Should the proposed review go through as planned Worcester would be the smallest of six Worcestershire seats by population with the others ranging from Redditch at 77,756 to Evesham at 78,172. Two of the proposed Worcestershire seats would cross the county boundaries with Evesham taking in parts of Warwickshire and Malvern taking in parts of Herefordshire but Worcestershire will continue to have at least parts of six seats in Parliament.

Commenting on the initial proposals, Robin said:

“I am glad that these proposals keep the Worcester seat together and mean that the whole city will continue to be represented by one MP. Worcester is an historic seat in Parliament and is politically iconic so I would have resisted any attempt to change its status or to split the city. The addition of two rural wards will undoubtedly create some extra work, but I think it is manageable and I already have a good relationship with Wychavon district council as near neighbours. Including Norton and Whittington in the Worcester seat will resolve some longstanding boundary issues in St Peter’s Parish where one side of the street was in one constituency and one in the other. It will also bring the new Worcestershire Parkway Station into my constituency. I am also glad that Worcestershire would retain six MPs overall.”

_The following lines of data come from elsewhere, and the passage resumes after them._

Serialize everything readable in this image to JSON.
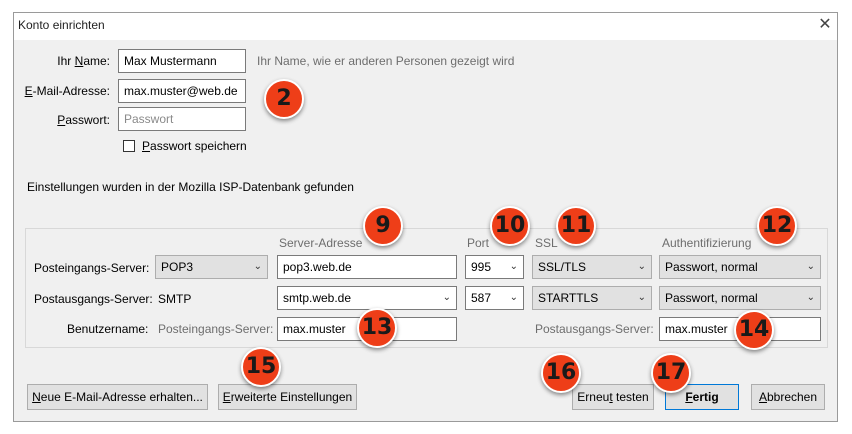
{
  "window": {
    "title": "Konto einrichten",
    "close": "✕"
  },
  "account": {
    "name_label": "Ihr Name:",
    "name_value": "Max Mustermann",
    "name_hint": "Ihr Name, wie er anderen Personen gezeigt wird",
    "email_label": "E-Mail-Adresse:",
    "email_value": "max.muster@web.de",
    "password_label": "Passwort:",
    "password_placeholder": "Passwort",
    "save_password_label": "Passwort speichern",
    "save_password_checked": false
  },
  "info_text": "Einstellungen wurden in der Mozilla ISP-Datenbank gefunden",
  "columns": {
    "server": "Server-Adresse",
    "port": "Port",
    "ssl": "SSL",
    "auth": "Authentifizierung"
  },
  "incoming": {
    "label": "Posteingangs-Server:",
    "protocol": "POP3",
    "server": "pop3.web.de",
    "port": "995",
    "ssl": "SSL/TLS",
    "auth": "Passwort, normal"
  },
  "outgoing": {
    "label": "Postausgangs-Server:",
    "protocol": "SMTP",
    "server": "smtp.web.de",
    "port": "587",
    "ssl": "STARTTLS",
    "auth": "Passwort, normal"
  },
  "username": {
    "label": "Benutzername:",
    "incoming_label": "Posteingangs-Server:",
    "incoming_value": "max.muster",
    "outgoing_label": "Postausgangs-Server:",
    "outgoing_value": "max.muster"
  },
  "buttons": {
    "new_address": "Neue E-Mail-Adresse erhalten...",
    "advanced": "Erweiterte Einstellungen",
    "retest": "Erneut testen",
    "done": "Fertig",
    "cancel": "Abbrechen"
  },
  "badges": [
    "2",
    "9",
    "10",
    "11",
    "12",
    "13",
    "14",
    "15",
    "16",
    "17"
  ],
  "colors": {
    "badge": "#ee3e18",
    "default_button_border": "#0078d7"
  }
}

“On balance I welcome these proposals but I shall be interested to hear from constituents and from the people of the Wychavon wards as to how they feel about it. I particularly welcome the fact that Worcester voters will now know that their votes count just as much as those of voters in other parts of the country. Once that principle was established it was always inevitable that there would be some change to the boundaries, but I am content that the changes currently proposed are fairly small. I can assure constituents that my usual surgeries and attendance at constituency events across Worcester will continue and in any case my responsibilities to all my existing constituents remain the same. Any changes that emerge from this process will take effect at the time of the next General Election, making no difference to the area that I represent in the meantime.”

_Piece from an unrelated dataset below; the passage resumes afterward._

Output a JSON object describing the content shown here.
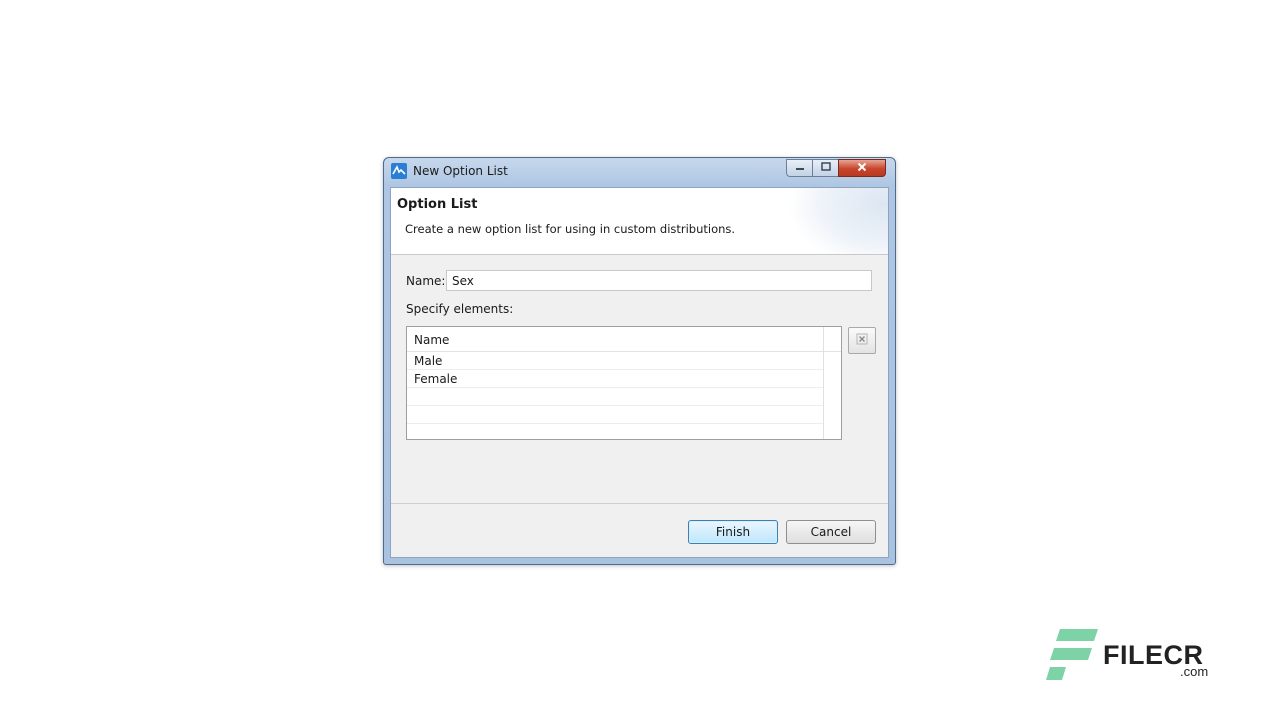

“This is the beginning of the process rather than the end so I would encourage both my existing and potential constituents to have a look and make their own comments on the boundary commission website.”

Notes to editors:

For more information on the 2018 Boundary Review complete with maps and instructions on how to give feedback see: http://www.bce2018.org.uk/